Lucie Brock Broido (May 22, 1956 – March 6, 2018)
If my own voice falters, tell them hubris was my way of adoring you.
The hollow of the hulk of you, so feverish in life, cut open,
Reveals ten thousand rags of music in your thoracic cavity.
The hands are received bagged and examination reveals no injury.
Winter then, the body is cold to the touch, unplunderable,
Kept in its drawer of old-world harrowing.
Teeth in fair repair. Will you be buried where; nowhere.
Your mouth a globe of gauze and glossolalia.
And opening, most delft of blue, Your heart was a mess—
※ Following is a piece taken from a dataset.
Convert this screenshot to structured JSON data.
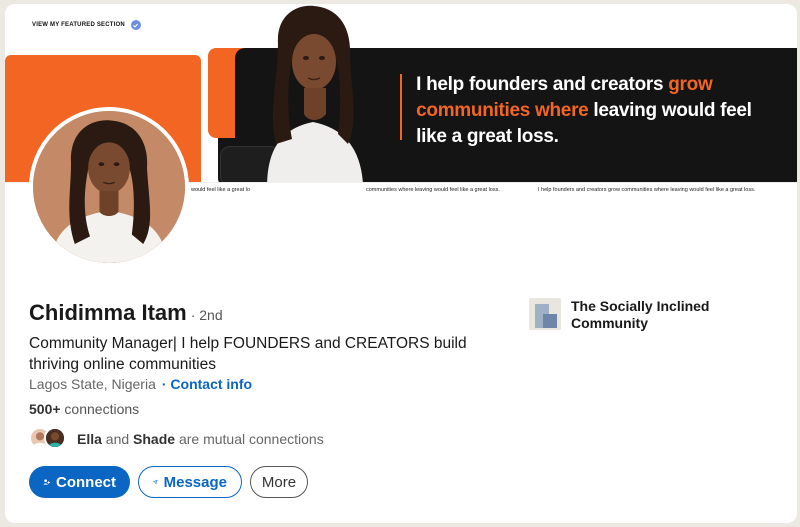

A mob of hoofprints where the skittish colts first learned to stand,
Catching on to their agility, a shock of freedom, wild-maned.
The eyes have hazel irides and the conjunctivae are pale,
With hemorrhaging. One lung, smaller, congested with rose smoke.
The other, filled with a swarm of massive sentimentia. I adore you more.
The wingspan of your voice, whole gorgeous flock of harriers,
Cannot be taken down. You would like it now, this snow, this hour.
Your visitation here tonight not altogether unexpected.
The night-laborers, immigrants all, assemble here, aching for to speaking, Longing for to work.